*** Begin section ***

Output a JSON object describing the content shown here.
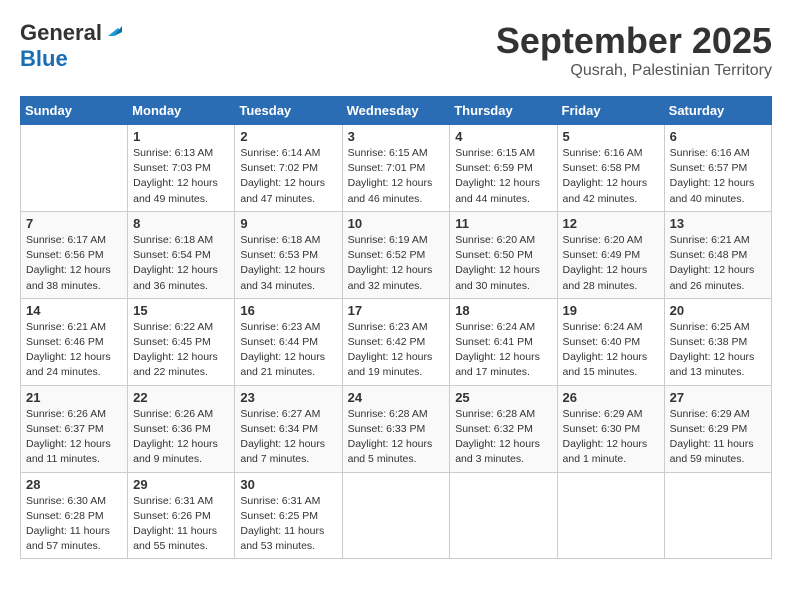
{
  "header": {
    "logo_line1": "General",
    "logo_line2": "Blue",
    "month": "September 2025",
    "location": "Qusrah, Palestinian Territory"
  },
  "days_of_week": [
    "Sunday",
    "Monday",
    "Tuesday",
    "Wednesday",
    "Thursday",
    "Friday",
    "Saturday"
  ],
  "weeks": [
    [
      {
        "day": "",
        "info": ""
      },
      {
        "day": "1",
        "info": "Sunrise: 6:13 AM\nSunset: 7:03 PM\nDaylight: 12 hours\nand 49 minutes."
      },
      {
        "day": "2",
        "info": "Sunrise: 6:14 AM\nSunset: 7:02 PM\nDaylight: 12 hours\nand 47 minutes."
      },
      {
        "day": "3",
        "info": "Sunrise: 6:15 AM\nSunset: 7:01 PM\nDaylight: 12 hours\nand 46 minutes."
      },
      {
        "day": "4",
        "info": "Sunrise: 6:15 AM\nSunset: 6:59 PM\nDaylight: 12 hours\nand 44 minutes."
      },
      {
        "day": "5",
        "info": "Sunrise: 6:16 AM\nSunset: 6:58 PM\nDaylight: 12 hours\nand 42 minutes."
      },
      {
        "day": "6",
        "info": "Sunrise: 6:16 AM\nSunset: 6:57 PM\nDaylight: 12 hours\nand 40 minutes."
      }
    ],
    [
      {
        "day": "7",
        "info": "Sunrise: 6:17 AM\nSunset: 6:56 PM\nDaylight: 12 hours\nand 38 minutes."
      },
      {
        "day": "8",
        "info": "Sunrise: 6:18 AM\nSunset: 6:54 PM\nDaylight: 12 hours\nand 36 minutes."
      },
      {
        "day": "9",
        "info": "Sunrise: 6:18 AM\nSunset: 6:53 PM\nDaylight: 12 hours\nand 34 minutes."
      },
      {
        "day": "10",
        "info": "Sunrise: 6:19 AM\nSunset: 6:52 PM\nDaylight: 12 hours\nand 32 minutes."
      },
      {
        "day": "11",
        "info": "Sunrise: 6:20 AM\nSunset: 6:50 PM\nDaylight: 12 hours\nand 30 minutes."
      },
      {
        "day": "12",
        "info": "Sunrise: 6:20 AM\nSunset: 6:49 PM\nDaylight: 12 hours\nand 28 minutes."
      },
      {
        "day": "13",
        "info": "Sunrise: 6:21 AM\nSunset: 6:48 PM\nDaylight: 12 hours\nand 26 minutes."
      }
    ],
    [
      {
        "day": "14",
        "info": "Sunrise: 6:21 AM\nSunset: 6:46 PM\nDaylight: 12 hours\nand 24 minutes."
      },
      {
        "day": "15",
        "info": "Sunrise: 6:22 AM\nSunset: 6:45 PM\nDaylight: 12 hours\nand 22 minutes."
      },
      {
        "day": "16",
        "info": "Sunrise: 6:23 AM\nSunset: 6:44 PM\nDaylight: 12 hours\nand 21 minutes."
      },
      {
        "day": "17",
        "info": "Sunrise: 6:23 AM\nSunset: 6:42 PM\nDaylight: 12 hours\nand 19 minutes."
      },
      {
        "day": "18",
        "info": "Sunrise: 6:24 AM\nSunset: 6:41 PM\nDaylight: 12 hours\nand 17 minutes."
      },
      {
        "day": "19",
        "info": "Sunrise: 6:24 AM\nSunset: 6:40 PM\nDaylight: 12 hours\nand 15 minutes."
      },
      {
        "day": "20",
        "info": "Sunrise: 6:25 AM\nSunset: 6:38 PM\nDaylight: 12 hours\nand 13 minutes."
      }
    ],
    [
      {
        "day": "21",
        "info": "Sunrise: 6:26 AM\nSunset: 6:37 PM\nDaylight: 12 hours\nand 11 minutes."
      },
      {
        "day": "22",
        "info": "Sunrise: 6:26 AM\nSunset: 6:36 PM\nDaylight: 12 hours\nand 9 minutes."
      },
      {
        "day": "23",
        "info": "Sunrise: 6:27 AM\nSunset: 6:34 PM\nDaylight: 12 hours\nand 7 minutes."
      },
      {
        "day": "24",
        "info": "Sunrise: 6:28 AM\nSunset: 6:33 PM\nDaylight: 12 hours\nand 5 minutes."
      },
      {
        "day": "25",
        "info": "Sunrise: 6:28 AM\nSunset: 6:32 PM\nDaylight: 12 hours\nand 3 minutes."
      },
      {
        "day": "26",
        "info": "Sunrise: 6:29 AM\nSunset: 6:30 PM\nDaylight: 12 hours\nand 1 minute."
      },
      {
        "day": "27",
        "info": "Sunrise: 6:29 AM\nSunset: 6:29 PM\nDaylight: 11 hours\nand 59 minutes."
      }
    ],
    [
      {
        "day": "28",
        "info": "Sunrise: 6:30 AM\nSunset: 6:28 PM\nDaylight: 11 hours\nand 57 minutes."
      },
      {
        "day": "29",
        "info": "Sunrise: 6:31 AM\nSunset: 6:26 PM\nDaylight: 11 hours\nand 55 minutes."
      },
      {
        "day": "30",
        "info": "Sunrise: 6:31 AM\nSunset: 6:25 PM\nDaylight: 11 hours\nand 53 minutes."
      },
      {
        "day": "",
        "info": ""
      },
      {
        "day": "",
        "info": ""
      },
      {
        "day": "",
        "info": ""
      },
      {
        "day": "",
        "info": ""
      }
    ]
  ]
}
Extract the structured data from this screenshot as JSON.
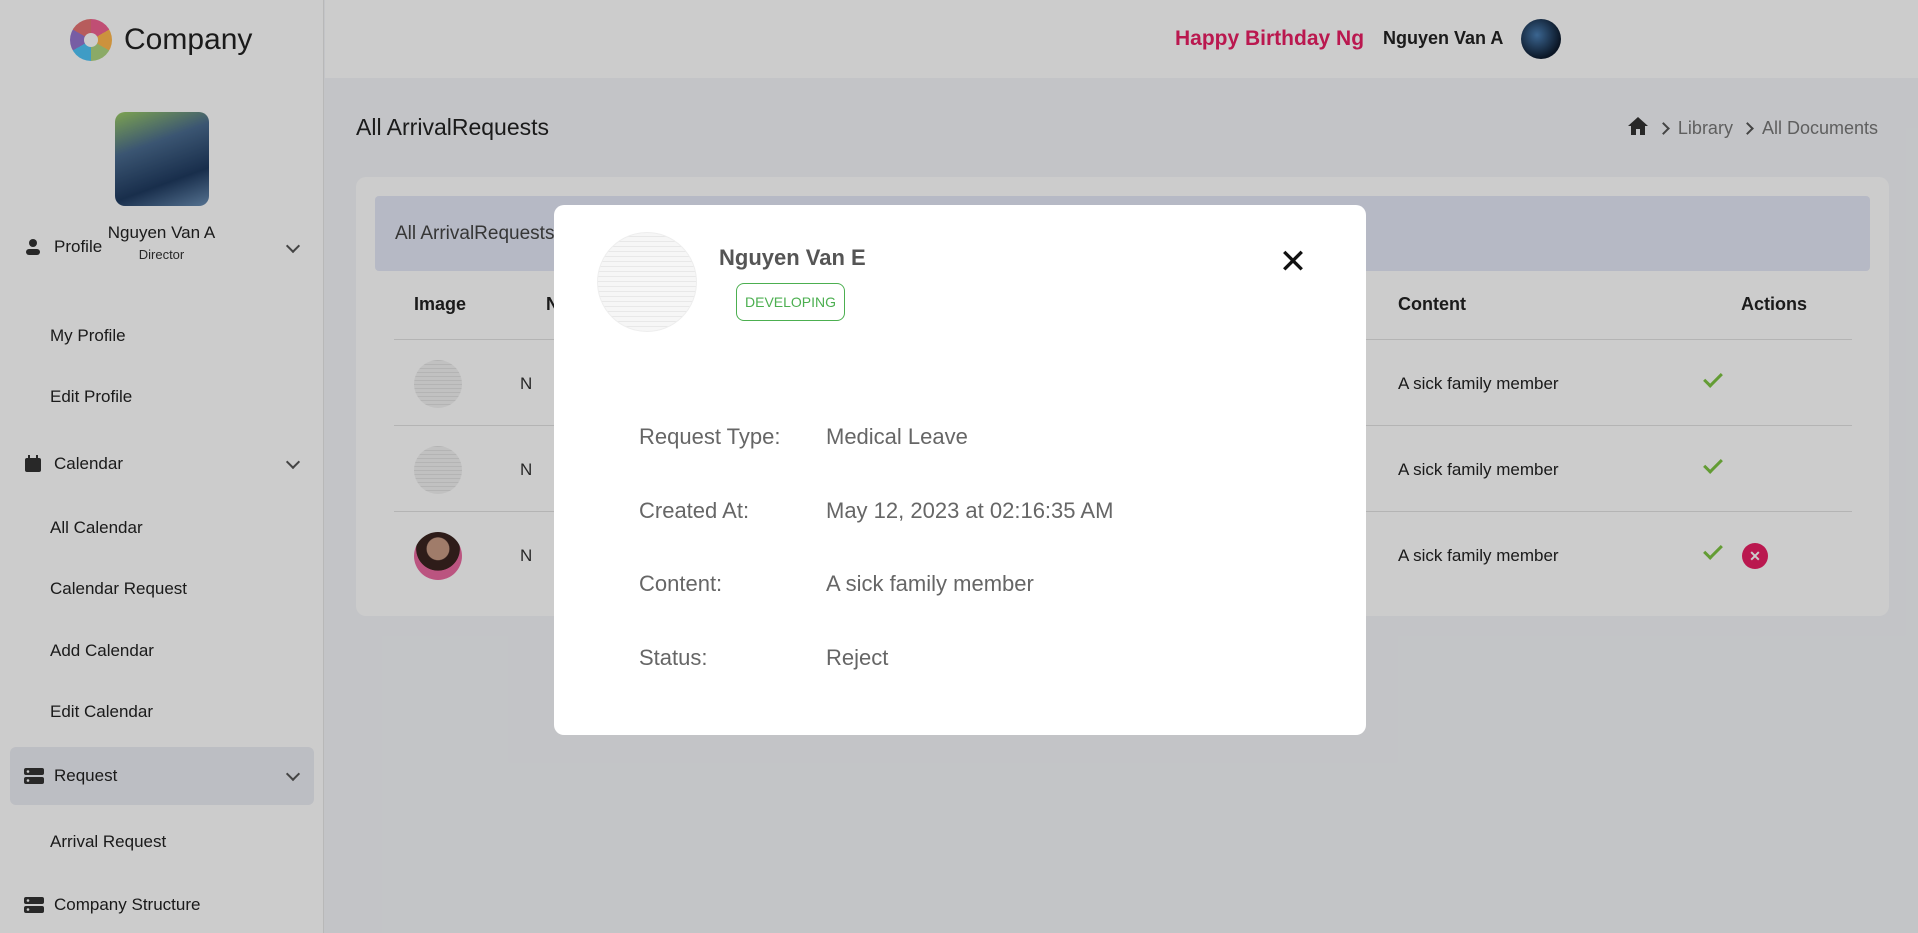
{
  "brand": {
    "name": "Company"
  },
  "profile": {
    "name": "Nguyen Van A",
    "role": "Director"
  },
  "sidebar": {
    "profile_label": "Profile",
    "my_profile": "My Profile",
    "edit_profile": "Edit Profile",
    "calendar_label": "Calendar",
    "all_calendar": "All Calendar",
    "calendar_request": "Calendar Request",
    "add_calendar": "Add Calendar",
    "edit_calendar": "Edit Calendar",
    "request_label": "Request",
    "arrival_request": "Arrival Request",
    "company_structure": "Company Structure"
  },
  "header": {
    "birthday_text": "Happy Birthday Nguyen",
    "user_name": "Nguyen Van A"
  },
  "page": {
    "title": "All ArrivalRequests",
    "breadcrumb": [
      "Library",
      "All Documents"
    ],
    "card_title": "All ArrivalRequests"
  },
  "table": {
    "headers": {
      "image": "Image",
      "name": "N",
      "content": "Content",
      "actions": "Actions"
    },
    "rows": [
      {
        "name": "N",
        "content": "A sick family member"
      },
      {
        "name": "N",
        "content": "A sick family member"
      },
      {
        "name": "N",
        "content": "A sick family member"
      }
    ],
    "reject_glyph": "✕"
  },
  "modal": {
    "name": "Nguyen Van E",
    "badge": "DEVELOPING",
    "close_glyph": "✕",
    "fields": [
      {
        "label": "Request Type:",
        "value": "Medical Leave"
      },
      {
        "label": "Created At:",
        "value": "May 12, 2023 at 02:16:35 AM"
      },
      {
        "label": "Content:",
        "value": "A sick family member"
      },
      {
        "label": "Status:",
        "value": "Reject"
      }
    ]
  },
  "colors": {
    "accent_pink": "#e91e63",
    "success_green": "#7cc341",
    "badge_green": "#4caf50"
  },
  "icons": [
    "logo-icon",
    "user-icon",
    "calendar-icon",
    "request-icon",
    "structure-icon",
    "home-icon",
    "chevron-down-icon",
    "chevron-right-icon",
    "check-icon",
    "close-icon"
  ]
}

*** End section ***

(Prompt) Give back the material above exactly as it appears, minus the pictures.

(Written solution)
Output a JSON object describing the content shown here.
{
  "header": {
    "logo_line1": "General",
    "logo_line2": "Blue",
    "month": "September 2025",
    "location": "Qusrah, Palestinian Territory"
  },
  "days_of_week": [
    "Sunday",
    "Monday",
    "Tuesday",
    "Wednesday",
    "Thursday",
    "Friday",
    "Saturday"
  ],
  "weeks": [
    [
      {
        "day": "",
        "info": ""
      },
      {
        "day": "1",
        "info": "Sunrise: 6:13 AM\nSunset: 7:03 PM\nDaylight: 12 hours\nand 49 minutes."
      },
      {
        "day": "2",
        "info": "Sunrise: 6:14 AM\nSunset: 7:02 PM\nDaylight: 12 hours\nand 47 minutes."
      },
      {
        "day": "3",
        "info": "Sunrise: 6:15 AM\nSunset: 7:01 PM\nDaylight: 12 hours\nand 46 minutes."
      },
      {
        "day": "4",
        "info": "Sunrise: 6:15 AM\nSunset: 6:59 PM\nDaylight: 12 hours\nand 44 minutes."
      },
      {
        "day": "5",
        "info": "Sunrise: 6:16 AM\nSunset: 6:58 PM\nDaylight: 12 hours\nand 42 minutes."
      },
      {
        "day": "6",
        "info": "Sunrise: 6:16 AM\nSunset: 6:57 PM\nDaylight: 12 hours\nand 40 minutes."
      }
    ],
    [
      {
        "day": "7",
        "info": "Sunrise: 6:17 AM\nSunset: 6:56 PM\nDaylight: 12 hours\nand 38 minutes."
      },
      {
        "day": "8",
        "info": "Sunrise: 6:18 AM\nSunset: 6:54 PM\nDaylight: 12 hours\nand 36 minutes."
      },
      {
        "day": "9",
        "info": "Sunrise: 6:18 AM\nSunset: 6:53 PM\nDaylight: 12 hours\nand 34 minutes."
      },
      {
        "day": "10",
        "info": "Sunrise: 6:19 AM\nSunset: 6:52 PM\nDaylight: 12 hours\nand 32 minutes."
      },
      {
        "day": "11",
        "info": "Sunrise: 6:20 AM\nSunset: 6:50 PM\nDaylight: 12 hours\nand 30 minutes."
      },
      {
        "day": "12",
        "info": "Sunrise: 6:20 AM\nSunset: 6:49 PM\nDaylight: 12 hours\nand 28 minutes."
      },
      {
        "day": "13",
        "info": "Sunrise: 6:21 AM\nSunset: 6:48 PM\nDaylight: 12 hours\nand 26 minutes."
      }
    ],
    [
      {
        "day": "14",
        "info": "Sunrise: 6:21 AM\nSunset: 6:46 PM\nDaylight: 12 hours\nand 24 minutes."
      },
      {
        "day": "15",
        "info": "Sunrise: 6:22 AM\nSunset: 6:45 PM\nDaylight: 12 hours\nand 22 minutes."
      },
      {
        "day": "16",
        "info": "Sunrise: 6:23 AM\nSunset: 6:44 PM\nDaylight: 12 hours\nand 21 minutes."
      },
      {
        "day": "17",
        "info": "Sunrise: 6:23 AM\nSunset: 6:42 PM\nDaylight: 12 hours\nand 19 minutes."
      },
      {
        "day": "18",
        "info": "Sunrise: 6:24 AM\nSunset: 6:41 PM\nDaylight: 12 hours\nand 17 minutes."
      },
      {
        "day": "19",
        "info": "Sunrise: 6:24 AM\nSunset: 6:40 PM\nDaylight: 12 hours\nand 15 minutes."
      },
      {
        "day": "20",
        "info": "Sunrise: 6:25 AM\nSunset: 6:38 PM\nDaylight: 12 hours\nand 13 minutes."
      }
    ],
    [
      {
        "day": "21",
        "info": "Sunrise: 6:26 AM\nSunset: 6:37 PM\nDaylight: 12 hours\nand 11 minutes."
      },
      {
        "day": "22",
        "info": "Sunrise: 6:26 AM\nSunset: 6:36 PM\nDaylight: 12 hours\nand 9 minutes."
      },
      {
        "day": "23",
        "info": "Sunrise: 6:27 AM\nSunset: 6:34 PM\nDaylight: 12 hours\nand 7 minutes."
      },
      {
        "day": "24",
        "info": "Sunrise: 6:28 AM\nSunset: 6:33 PM\nDaylight: 12 hours\nand 5 minutes."
      },
      {
        "day": "25",
        "info": "Sunrise: 6:28 AM\nSunset: 6:32 PM\nDaylight: 12 hours\nand 3 minutes."
      },
      {
        "day": "26",
        "info": "Sunrise: 6:29 AM\nSunset: 6:30 PM\nDaylight: 12 hours\nand 1 minute."
      },
      {
        "day": "27",
        "info": "Sunrise: 6:29 AM\nSunset: 6:29 PM\nDaylight: 11 hours\nand 59 minutes."
      }
    ],
    [
      {
        "day": "28",
        "info": "Sunrise: 6:30 AM\nSunset: 6:28 PM\nDaylight: 11 hours\nand 57 minutes."
      },
      {
        "day": "29",
        "info": "Sunrise: 6:31 AM\nSunset: 6:26 PM\nDaylight: 11 hours\nand 55 minutes."
      },
      {
        "day": "30",
        "info": "Sunrise: 6:31 AM\nSunset: 6:25 PM\nDaylight: 11 hours\nand 53 minutes."
      },
      {
        "day": "",
        "info": ""
      },
      {
        "day": "",
        "info": ""
      },
      {
        "day": "",
        "info": ""
      },
      {
        "day": "",
        "info": ""
      }
    ]
  ]
}
Extract the structured data from this screenshot as JSON.
{
  "brand": {
    "name": "Company"
  },
  "profile": {
    "name": "Nguyen Van A",
    "role": "Director"
  },
  "sidebar": {
    "profile_label": "Profile",
    "my_profile": "My Profile",
    "edit_profile": "Edit Profile",
    "calendar_label": "Calendar",
    "all_calendar": "All Calendar",
    "calendar_request": "Calendar Request",
    "add_calendar": "Add Calendar",
    "edit_calendar": "Edit Calendar",
    "request_label": "Request",
    "arrival_request": "Arrival Request",
    "company_structure": "Company Structure"
  },
  "header": {
    "birthday_text": "Happy Birthday Nguyen",
    "user_name": "Nguyen Van A"
  },
  "page": {
    "title": "All ArrivalRequests",
    "breadcrumb": [
      "Library",
      "All Documents"
    ],
    "card_title": "All ArrivalRequests"
  },
  "table": {
    "headers": {
      "image": "Image",
      "name": "N",
      "content": "Content",
      "actions": "Actions"
    },
    "rows": [
      {
        "name": "N",
        "content": "A sick family member"
      },
      {
        "name": "N",
        "content": "A sick family member"
      },
      {
        "name": "N",
        "content": "A sick family member"
      }
    ],
    "reject_glyph": "✕"
  },
  "modal": {
    "name": "Nguyen Van E",
    "badge": "DEVELOPING",
    "close_glyph": "✕",
    "fields": [
      {
        "label": "Request Type:",
        "value": "Medical Leave"
      },
      {
        "label": "Created At:",
        "value": "May 12, 2023 at 02:16:35 AM"
      },
      {
        "label": "Content:",
        "value": "A sick family member"
      },
      {
        "label": "Status:",
        "value": "Reject"
      }
    ]
  },
  "colors": {
    "accent_pink": "#e91e63",
    "success_green": "#7cc341",
    "badge_green": "#4caf50"
  },
  "icons": [
    "logo-icon",
    "user-icon",
    "calendar-icon",
    "request-icon",
    "structure-icon",
    "home-icon",
    "chevron-down-icon",
    "chevron-right-icon",
    "check-icon",
    "close-icon"
  ]
}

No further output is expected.